The latest Studio One compilation from UK reissue giant Soul Jazz adds something new to their huge catalogue. It’s the first time they issue a compilation focusing on the bona-fide roots of reggae and the earliest sounds coming from Studio One and Clement “Coxsone” Dodd.
Studio One Jump-Up – The Birth of a Sound: Jump-Up Jamaican R&B, Jazz and Early Ska serves up a total of 20 tunes in many styles; from shuffle and R&B to ska and jazz.
This compilation starts from the beginning in the formative era. In the mid to late 50s Jamaicans were exposed to lots of U.S. R&B and producers like Clement Dodd merged these shuffling sounds with his own musical strains; calypso from Trinidad & Tobago and mento, a form of Jamaican folk music.
On this album you’ll find the roots of Studio One and a early R&B aficionado will probably recognize influences from aces like Louis Jordan and Fats Domino. But included is also cuts that adds something new, that adds something fresh to the rocking sounds. Count Ossie’s Another Moses is such a track, Don Drummond & Roland Alphonso’s Heaven and Earth is another. These two cuts are haunting and conscious and provided the foundation for what was about to come many years later – roots reggae.
This compilation is however mostly about party-starters and frenetic tempos. If you have a bad heart you might want to skip the joyous ska excitement of Bob Marley & The Wailers’ Go Jimmy Go or the volcanic horns on Roland Alphonso’s Bongo Tango.
Studio One Jump-Up portrays a side of reggae that is sometimes overlooked – even though labels like Fantastic Voyage and Sunrise Records have done their fair share of reissues in this genre. “You have to know the past to understand the present” is an expression coined by U.S. astronomer Carl Sagan and it’s something Jamaican musicians might want to focus on now that they aim to reclaim global dominance in reggae.
Eccentric Jamaican music legend Lee “Scratch” Perry is a little bit of everywhere these days and works in several genres.
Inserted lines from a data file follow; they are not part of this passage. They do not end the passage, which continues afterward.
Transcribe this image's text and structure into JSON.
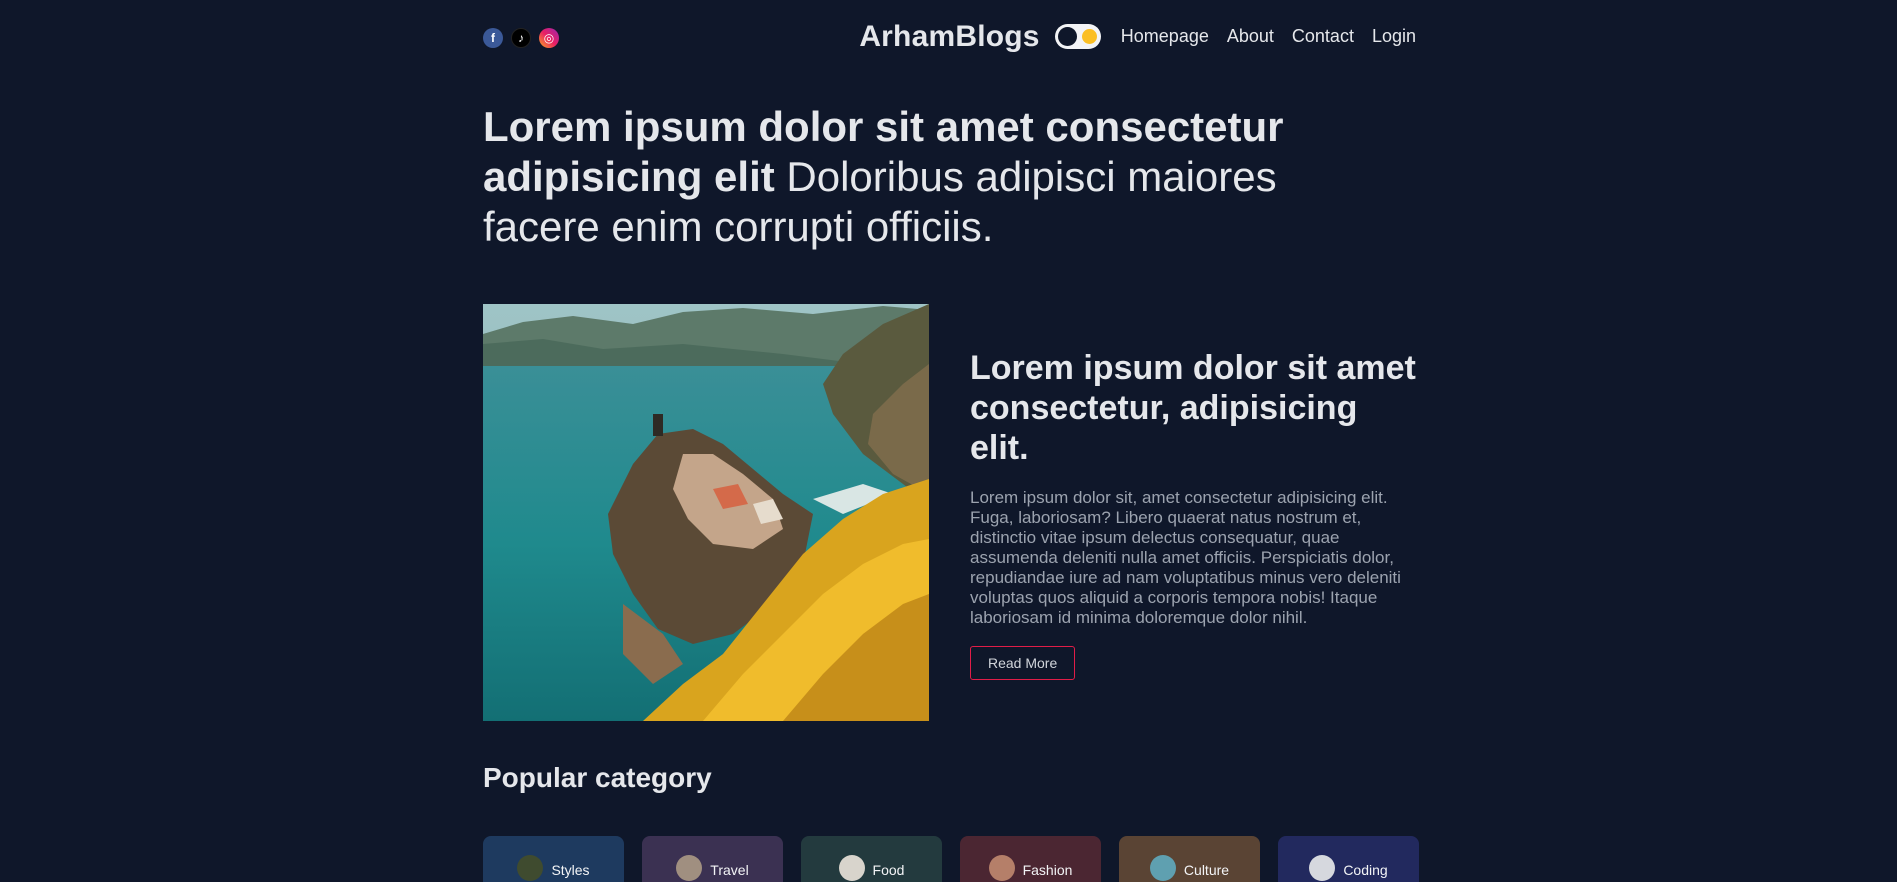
{
  "navbar": {
    "brand": "ArhamBlogs",
    "socials": [
      {
        "name": "facebook",
        "glyph": "f"
      },
      {
        "name": "tiktok",
        "glyph": "♪"
      },
      {
        "name": "instagram",
        "glyph": "◎"
      }
    ],
    "links": [
      "Homepage",
      "About",
      "Contact",
      "Login"
    ]
  },
  "hero": {
    "bold": "Lorem ipsum dolor sit amet consectetur adipisicing elit",
    "light": " Doloribus adipisci maiores facere enim corrupti officiis."
  },
  "featured": {
    "title": "Lorem ipsum dolor sit amet consectetur, adipisicing elit.",
    "body": "Lorem ipsum dolor sit, amet consectetur adipisicing elit. Fuga, laboriosam? Libero quaerat natus nostrum et, distinctio vitae ipsum delectus consequatur, quae assumenda deleniti nulla amet officiis. Perspiciatis dolor, repudiandae iure ad nam voluptatibus minus vero deleniti voluptas quos aliquid a corporis tempora nobis! Itaque laboriosam id minima doloremque dolor nihil.",
    "button": "Read More"
  },
  "popular": {
    "title": "Popular category",
    "categories": [
      {
        "label": "Styles",
        "bg": "#1e3a5f",
        "avatar": "#3f4b2f"
      },
      {
        "label": "Travel",
        "bg": "#3b3152",
        "avatar": "#a08f80"
      },
      {
        "label": "Food",
        "bg": "#233a3e",
        "avatar": "#d8d4cc"
      },
      {
        "label": "Fashion",
        "bg": "#4b2632",
        "avatar": "#b57f69"
      },
      {
        "label": "Culture",
        "bg": "#5a4434",
        "avatar": "#5fa0b0"
      },
      {
        "label": "Coding",
        "bg": "#22295e",
        "avatar": "#d6d8de"
      }
    ]
  },
  "colors": {
    "background": "#0f172a",
    "accent": "#e11d48",
    "toggle_sun": "#fbbf24"
  }
}
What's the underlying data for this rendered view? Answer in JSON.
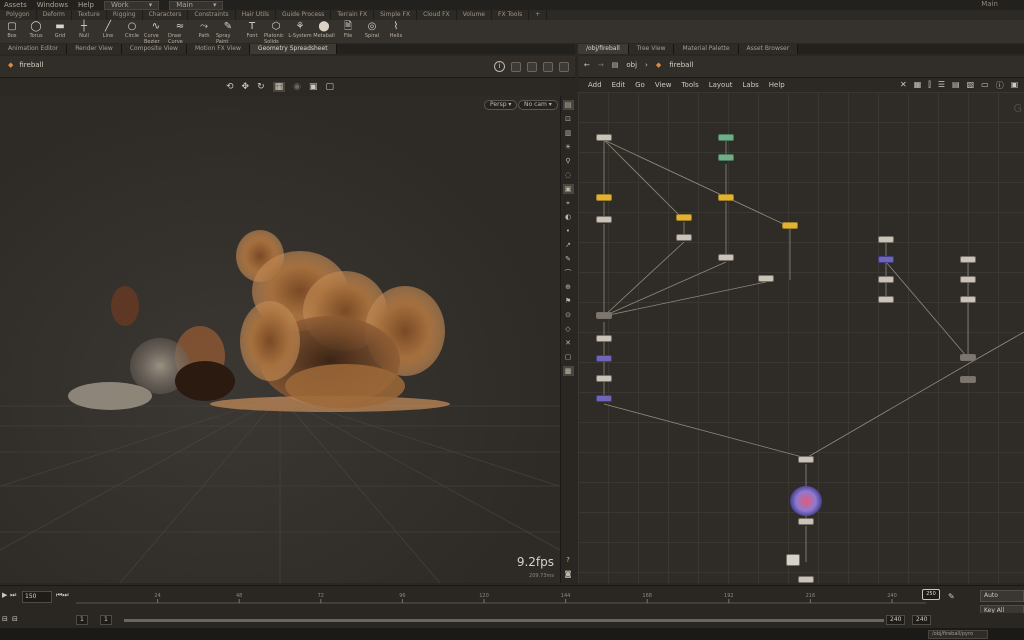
{
  "menubar": {
    "items": [
      "Assets",
      "Windows",
      "Help"
    ],
    "desktop": "Work",
    "desktop2": "Main",
    "user": "Main"
  },
  "shelf_tabs": [
    "Polygon",
    "Deform",
    "Texture",
    "Rigging",
    "Characters",
    "Constraints",
    "Hair Utils",
    "Guide Process",
    "Terrain FX",
    "Simple FX",
    "Cloud FX",
    "Volume",
    "FX Tools"
  ],
  "tools": [
    {
      "label": "Box",
      "icon": "box-icon"
    },
    {
      "label": "Torus",
      "icon": "torus-icon"
    },
    {
      "label": "Grid",
      "icon": "grid-icon"
    },
    {
      "label": "Null",
      "icon": "null-icon"
    },
    {
      "label": "Line",
      "icon": "line-icon"
    },
    {
      "label": "Circle",
      "icon": "circle-icon"
    },
    {
      "label": "Curve Bezier",
      "icon": "curve-icon"
    },
    {
      "label": "Draw Curve",
      "icon": "draw-curve-icon"
    },
    {
      "label": "Path",
      "icon": "path-icon"
    },
    {
      "label": "Spray Paint",
      "icon": "spray-icon"
    },
    {
      "label": "Font",
      "icon": "font-icon"
    },
    {
      "label": "Platonic Solids",
      "icon": "platonic-icon"
    },
    {
      "label": "L-System",
      "icon": "lsystem-icon"
    },
    {
      "label": "Metaball",
      "icon": "metaball-icon"
    },
    {
      "label": "File",
      "icon": "file-icon"
    },
    {
      "label": "Spiral",
      "icon": "spiral-icon"
    },
    {
      "label": "Helix",
      "icon": "helix-icon"
    }
  ],
  "left_tabs": [
    "Animation Editor",
    "Render View",
    "Composite View",
    "Motion FX View",
    "Geometry Spreadsheet"
  ],
  "right_tabs": [
    "/obj/fireball",
    "Tree View",
    "Material Palette",
    "Asset Browser"
  ],
  "viewport": {
    "path": "fireball",
    "camera_menu": "Persp",
    "cam_menu": "No cam",
    "fps": "9.2fps",
    "fps_sub": "209.73ms"
  },
  "network": {
    "path_obj": "obj",
    "path_node": "fireball",
    "menus": [
      "Add",
      "Edit",
      "Go",
      "View",
      "Tools",
      "Layout",
      "Labs",
      "Help"
    ],
    "watermark": "G"
  },
  "timeline": {
    "current_frame": "150",
    "end_frame": "250",
    "ticks": [
      "24",
      "48",
      "72",
      "96",
      "120",
      "144",
      "168",
      "192",
      "216",
      "240"
    ],
    "range_start": "1",
    "range_start2": "1",
    "range_end": "240",
    "range_end2": "240",
    "status_field": "/obj/fireball/pyro",
    "btn1": "Auto",
    "btn2": "Key All"
  }
}
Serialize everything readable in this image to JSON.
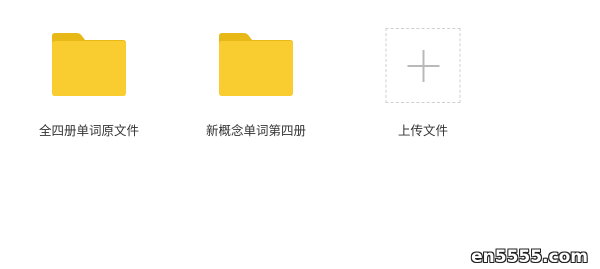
{
  "items": [
    {
      "label": "全四册单词原文件",
      "icon": "folder-icon"
    },
    {
      "label": "新概念单词第四册",
      "icon": "folder-icon"
    },
    {
      "label": "上传文件",
      "icon": "plus-icon"
    }
  ],
  "colors": {
    "folder_back": "#E8B816",
    "folder_front": "#F9CC30",
    "upload_border": "#CFCFCF",
    "plus": "#B9B9B9",
    "label_text": "#333333"
  },
  "watermark": {
    "text": "en5555.com"
  }
}
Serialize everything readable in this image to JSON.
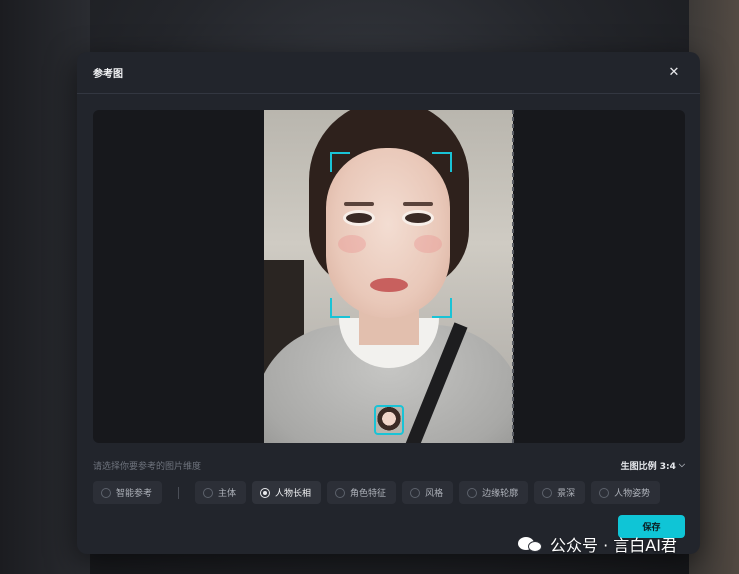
{
  "dialog": {
    "title": "参考图",
    "close_icon": "close-icon"
  },
  "hint": {
    "text": "请选择你要参考的图片维度",
    "ratio_label": "生图比例 3:4",
    "ratio_icon": "chevron-down-icon"
  },
  "options": [
    {
      "label": "智能参考",
      "checked": false
    },
    {
      "label": "主体",
      "checked": false
    },
    {
      "label": "人物长相",
      "checked": true
    },
    {
      "label": "角色特征",
      "checked": false
    },
    {
      "label": "风格",
      "checked": false
    },
    {
      "label": "边缘轮廓",
      "checked": false
    },
    {
      "label": "景深",
      "checked": false
    },
    {
      "label": "人物姿势",
      "checked": false
    }
  ],
  "save_label": "保存",
  "watermark": "公众号 · 言白AI君",
  "colors": {
    "accent": "#0fc5d6",
    "dialog_bg": "#22252c",
    "preview_bg": "#17181c"
  }
}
In May he was part of the vintage sounding Back on the Controls album and he has also worked with more future-sounding acts like The Orb, Dubblestandart and EasyRiddimMaker.
Now he is involved in another project with a vintage sound. But it’s not swirling roots like Back on the Controls, almost the opposite actually. Shake It! is Dutch band The Upsessions’ fourth album, and it features 14 tracks in the ska, rocksteady and early reggae vein, largely inspired by Desmond Dekker, The Maytals and The Skatalites.
They teamed up with Lee Perry while on tour in Germany and he has injected his distinctive half-sung/half-spoken style to several of the songs. It certainly adds a rough flavour to the otherwise smooth, yet often up-tempo, material.
Just as many albums in this vein Shake It! blends vocal cuts with instrumentals. And the set ranges from the calypso-tinged and risqué The Big Bamboo Treat and Punani Strike via the funky 100.000.000 Tons of Reggae and Funky Lumpini to skanking dance floor crashers like the title track and Hold Your Wining.
Sharp and infectious for your dancing feet.
Publisher, music writer and musician Ray Hurford has put out a new book in the always interesting The Small Axe Guide To series.
The Small Axe Guide to Reggae 68-70 digs deep in early reggae, sometimes labeled skinhead reggae, since it was the skinheads who took the music to their hearts outside the West Indian communities in the late 60’s.
The book is 200 pages and contains over 100 profiles of all the people who were big in the reggae era during this period – Desmond Dekker, Derrick Morgan and Laurel Aitken to name a few. Included are singers, groups, bands, musicians, deejays and, of course, producers.
The Small Axe Guide to Reggae 68-70 is somewhat reminiscent of the nowadays deleted Boss Sounds by Marc Griffiths. But Boss Sounds concentrated on singles and The Small Axe Guide to Reggae 68-70 is instead focusing on albums.
If you like guides and labels such as Trojan and Pama then you should definitely check out this book.
Available through Small Axe People for £7.50 in the UK or £9.50 to Europe and rest of the world.